| Data records |
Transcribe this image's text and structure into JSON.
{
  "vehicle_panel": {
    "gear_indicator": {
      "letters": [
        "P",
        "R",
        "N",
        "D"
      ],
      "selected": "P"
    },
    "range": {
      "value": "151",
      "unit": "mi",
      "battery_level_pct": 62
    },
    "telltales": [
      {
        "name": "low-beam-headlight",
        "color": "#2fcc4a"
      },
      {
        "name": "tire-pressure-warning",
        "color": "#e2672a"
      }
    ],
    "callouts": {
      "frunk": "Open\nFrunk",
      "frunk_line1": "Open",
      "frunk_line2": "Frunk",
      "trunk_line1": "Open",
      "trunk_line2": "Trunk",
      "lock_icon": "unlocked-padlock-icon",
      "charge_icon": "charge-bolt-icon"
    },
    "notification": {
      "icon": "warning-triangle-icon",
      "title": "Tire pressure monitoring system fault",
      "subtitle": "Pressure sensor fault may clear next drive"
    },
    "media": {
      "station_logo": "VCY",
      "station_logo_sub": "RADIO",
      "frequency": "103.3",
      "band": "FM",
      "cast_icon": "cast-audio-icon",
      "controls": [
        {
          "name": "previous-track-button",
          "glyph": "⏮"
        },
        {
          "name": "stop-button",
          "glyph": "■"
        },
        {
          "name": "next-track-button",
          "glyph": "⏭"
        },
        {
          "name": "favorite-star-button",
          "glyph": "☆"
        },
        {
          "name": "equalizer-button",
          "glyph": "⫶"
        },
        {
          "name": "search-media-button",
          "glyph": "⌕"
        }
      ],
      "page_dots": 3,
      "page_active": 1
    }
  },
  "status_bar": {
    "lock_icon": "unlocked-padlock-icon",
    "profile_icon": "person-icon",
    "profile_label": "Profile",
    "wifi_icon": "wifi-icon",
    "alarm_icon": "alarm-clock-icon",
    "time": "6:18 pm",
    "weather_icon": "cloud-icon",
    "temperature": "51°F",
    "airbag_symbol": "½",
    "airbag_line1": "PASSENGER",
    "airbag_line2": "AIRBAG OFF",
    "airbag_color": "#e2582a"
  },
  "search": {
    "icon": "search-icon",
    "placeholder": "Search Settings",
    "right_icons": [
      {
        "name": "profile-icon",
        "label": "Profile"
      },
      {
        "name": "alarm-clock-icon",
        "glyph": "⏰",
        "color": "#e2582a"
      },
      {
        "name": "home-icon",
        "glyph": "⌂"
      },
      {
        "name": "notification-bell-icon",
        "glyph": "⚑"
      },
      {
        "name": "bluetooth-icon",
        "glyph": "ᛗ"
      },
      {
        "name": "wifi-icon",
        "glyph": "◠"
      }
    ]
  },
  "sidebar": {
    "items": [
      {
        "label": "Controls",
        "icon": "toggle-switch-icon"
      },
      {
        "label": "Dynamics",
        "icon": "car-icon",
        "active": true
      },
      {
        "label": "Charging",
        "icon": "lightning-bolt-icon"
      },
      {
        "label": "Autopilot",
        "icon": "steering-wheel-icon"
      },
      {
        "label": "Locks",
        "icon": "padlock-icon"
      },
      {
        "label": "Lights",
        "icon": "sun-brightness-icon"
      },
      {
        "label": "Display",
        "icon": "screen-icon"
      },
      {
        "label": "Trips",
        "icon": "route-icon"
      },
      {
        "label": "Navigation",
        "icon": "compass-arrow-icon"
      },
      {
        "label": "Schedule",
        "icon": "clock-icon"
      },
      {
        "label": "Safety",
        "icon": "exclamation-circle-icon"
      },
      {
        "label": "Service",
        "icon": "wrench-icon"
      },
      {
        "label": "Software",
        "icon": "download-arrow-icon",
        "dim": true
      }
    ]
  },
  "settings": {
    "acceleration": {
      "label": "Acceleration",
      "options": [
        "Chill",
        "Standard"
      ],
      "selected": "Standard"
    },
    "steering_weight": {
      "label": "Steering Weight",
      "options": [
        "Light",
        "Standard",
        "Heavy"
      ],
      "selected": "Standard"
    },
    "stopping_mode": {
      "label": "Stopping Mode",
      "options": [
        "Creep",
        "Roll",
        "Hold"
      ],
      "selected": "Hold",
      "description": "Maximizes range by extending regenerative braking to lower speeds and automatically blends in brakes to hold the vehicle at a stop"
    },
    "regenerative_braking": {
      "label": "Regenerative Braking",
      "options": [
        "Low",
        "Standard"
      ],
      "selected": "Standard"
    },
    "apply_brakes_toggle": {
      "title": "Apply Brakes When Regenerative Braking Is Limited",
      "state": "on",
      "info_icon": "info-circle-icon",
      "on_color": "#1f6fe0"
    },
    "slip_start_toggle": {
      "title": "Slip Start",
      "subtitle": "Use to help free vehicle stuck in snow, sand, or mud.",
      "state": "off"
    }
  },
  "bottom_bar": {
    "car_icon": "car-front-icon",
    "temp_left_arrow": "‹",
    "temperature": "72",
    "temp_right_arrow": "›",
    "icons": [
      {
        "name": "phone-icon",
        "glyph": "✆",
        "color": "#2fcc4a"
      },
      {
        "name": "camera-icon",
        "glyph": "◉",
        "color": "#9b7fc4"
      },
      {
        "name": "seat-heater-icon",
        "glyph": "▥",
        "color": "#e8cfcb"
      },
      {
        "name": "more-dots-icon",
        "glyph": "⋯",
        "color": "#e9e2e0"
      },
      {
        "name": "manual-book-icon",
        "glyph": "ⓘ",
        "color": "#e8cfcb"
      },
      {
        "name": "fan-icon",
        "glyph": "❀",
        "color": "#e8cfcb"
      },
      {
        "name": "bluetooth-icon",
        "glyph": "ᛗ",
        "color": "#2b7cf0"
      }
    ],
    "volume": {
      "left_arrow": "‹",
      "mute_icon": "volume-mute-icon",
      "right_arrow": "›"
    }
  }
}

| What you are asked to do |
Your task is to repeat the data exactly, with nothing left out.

| Task answer |
Transcribe this image's text and structure into JSON.
{
  "vehicle_panel": {
    "gear_indicator": {
      "letters": [
        "P",
        "R",
        "N",
        "D"
      ],
      "selected": "P"
    },
    "range": {
      "value": "151",
      "unit": "mi",
      "battery_level_pct": 62
    },
    "telltales": [
      {
        "name": "low-beam-headlight",
        "color": "#2fcc4a"
      },
      {
        "name": "tire-pressure-warning",
        "color": "#e2672a"
      }
    ],
    "callouts": {
      "frunk": "Open\nFrunk",
      "frunk_line1": "Open",
      "frunk_line2": "Frunk",
      "trunk_line1": "Open",
      "trunk_line2": "Trunk",
      "lock_icon": "unlocked-padlock-icon",
      "charge_icon": "charge-bolt-icon"
    },
    "notification": {
      "icon": "warning-triangle-icon",
      "title": "Tire pressure monitoring system fault",
      "subtitle": "Pressure sensor fault may clear next drive"
    },
    "media": {
      "station_logo": "VCY",
      "station_logo_sub": "RADIO",
      "frequency": "103.3",
      "band": "FM",
      "cast_icon": "cast-audio-icon",
      "controls": [
        {
          "name": "previous-track-button",
          "glyph": "⏮"
        },
        {
          "name": "stop-button",
          "glyph": "■"
        },
        {
          "name": "next-track-button",
          "glyph": "⏭"
        },
        {
          "name": "favorite-star-button",
          "glyph": "☆"
        },
        {
          "name": "equalizer-button",
          "glyph": "⫶"
        },
        {
          "name": "search-media-button",
          "glyph": "⌕"
        }
      ],
      "page_dots": 3,
      "page_active": 1
    }
  },
  "status_bar": {
    "lock_icon": "unlocked-padlock-icon",
    "profile_icon": "person-icon",
    "profile_label": "Profile",
    "wifi_icon": "wifi-icon",
    "alarm_icon": "alarm-clock-icon",
    "time": "6:18 pm",
    "weather_icon": "cloud-icon",
    "temperature": "51°F",
    "airbag_symbol": "½",
    "airbag_line1": "PASSENGER",
    "airbag_line2": "AIRBAG OFF",
    "airbag_color": "#e2582a"
  },
  "search": {
    "icon": "search-icon",
    "placeholder": "Search Settings",
    "right_icons": [
      {
        "name": "profile-icon",
        "label": "Profile"
      },
      {
        "name": "alarm-clock-icon",
        "glyph": "⏰",
        "color": "#e2582a"
      },
      {
        "name": "home-icon",
        "glyph": "⌂"
      },
      {
        "name": "notification-bell-icon",
        "glyph": "⚑"
      },
      {
        "name": "bluetooth-icon",
        "glyph": "ᛗ"
      },
      {
        "name": "wifi-icon",
        "glyph": "◠"
      }
    ]
  },
  "sidebar": {
    "items": [
      {
        "label": "Controls",
        "icon": "toggle-switch-icon"
      },
      {
        "label": "Dynamics",
        "icon": "car-icon",
        "active": true
      },
      {
        "label": "Charging",
        "icon": "lightning-bolt-icon"
      },
      {
        "label": "Autopilot",
        "icon": "steering-wheel-icon"
      },
      {
        "label": "Locks",
        "icon": "padlock-icon"
      },
      {
        "label": "Lights",
        "icon": "sun-brightness-icon"
      },
      {
        "label": "Display",
        "icon": "screen-icon"
      },
      {
        "label": "Trips",
        "icon": "route-icon"
      },
      {
        "label": "Navigation",
        "icon": "compass-arrow-icon"
      },
      {
        "label": "Schedule",
        "icon": "clock-icon"
      },
      {
        "label": "Safety",
        "icon": "exclamation-circle-icon"
      },
      {
        "label": "Service",
        "icon": "wrench-icon"
      },
      {
        "label": "Software",
        "icon": "download-arrow-icon",
        "dim": true
      }
    ]
  },
  "settings": {
    "acceleration": {
      "label": "Acceleration",
      "options": [
        "Chill",
        "Standard"
      ],
      "selected": "Standard"
    },
    "steering_weight": {
      "label": "Steering Weight",
      "options": [
        "Light",
        "Standard",
        "Heavy"
      ],
      "selected": "Standard"
    },
    "stopping_mode": {
      "label": "Stopping Mode",
      "options": [
        "Creep",
        "Roll",
        "Hold"
      ],
      "selected": "Hold",
      "description": "Maximizes range by extending regenerative braking to lower speeds and automatically blends in brakes to hold the vehicle at a stop"
    },
    "regenerative_braking": {
      "label": "Regenerative Braking",
      "options": [
        "Low",
        "Standard"
      ],
      "selected": "Standard"
    },
    "apply_brakes_toggle": {
      "title": "Apply Brakes When Regenerative Braking Is Limited",
      "state": "on",
      "info_icon": "info-circle-icon",
      "on_color": "#1f6fe0"
    },
    "slip_start_toggle": {
      "title": "Slip Start",
      "subtitle": "Use to help free vehicle stuck in snow, sand, or mud.",
      "state": "off"
    }
  },
  "bottom_bar": {
    "car_icon": "car-front-icon",
    "temp_left_arrow": "‹",
    "temperature": "72",
    "temp_right_arrow": "›",
    "icons": [
      {
        "name": "phone-icon",
        "glyph": "✆",
        "color": "#2fcc4a"
      },
      {
        "name": "camera-icon",
        "glyph": "◉",
        "color": "#9b7fc4"
      },
      {
        "name": "seat-heater-icon",
        "glyph": "▥",
        "color": "#e8cfcb"
      },
      {
        "name": "more-dots-icon",
        "glyph": "⋯",
        "color": "#e9e2e0"
      },
      {
        "name": "manual-book-icon",
        "glyph": "ⓘ",
        "color": "#e8cfcb"
      },
      {
        "name": "fan-icon",
        "glyph": "❀",
        "color": "#e8cfcb"
      },
      {
        "name": "bluetooth-icon",
        "glyph": "ᛗ",
        "color": "#2b7cf0"
      }
    ],
    "volume": {
      "left_arrow": "‹",
      "mute_icon": "volume-mute-icon",
      "right_arrow": "›"
    }
  }
}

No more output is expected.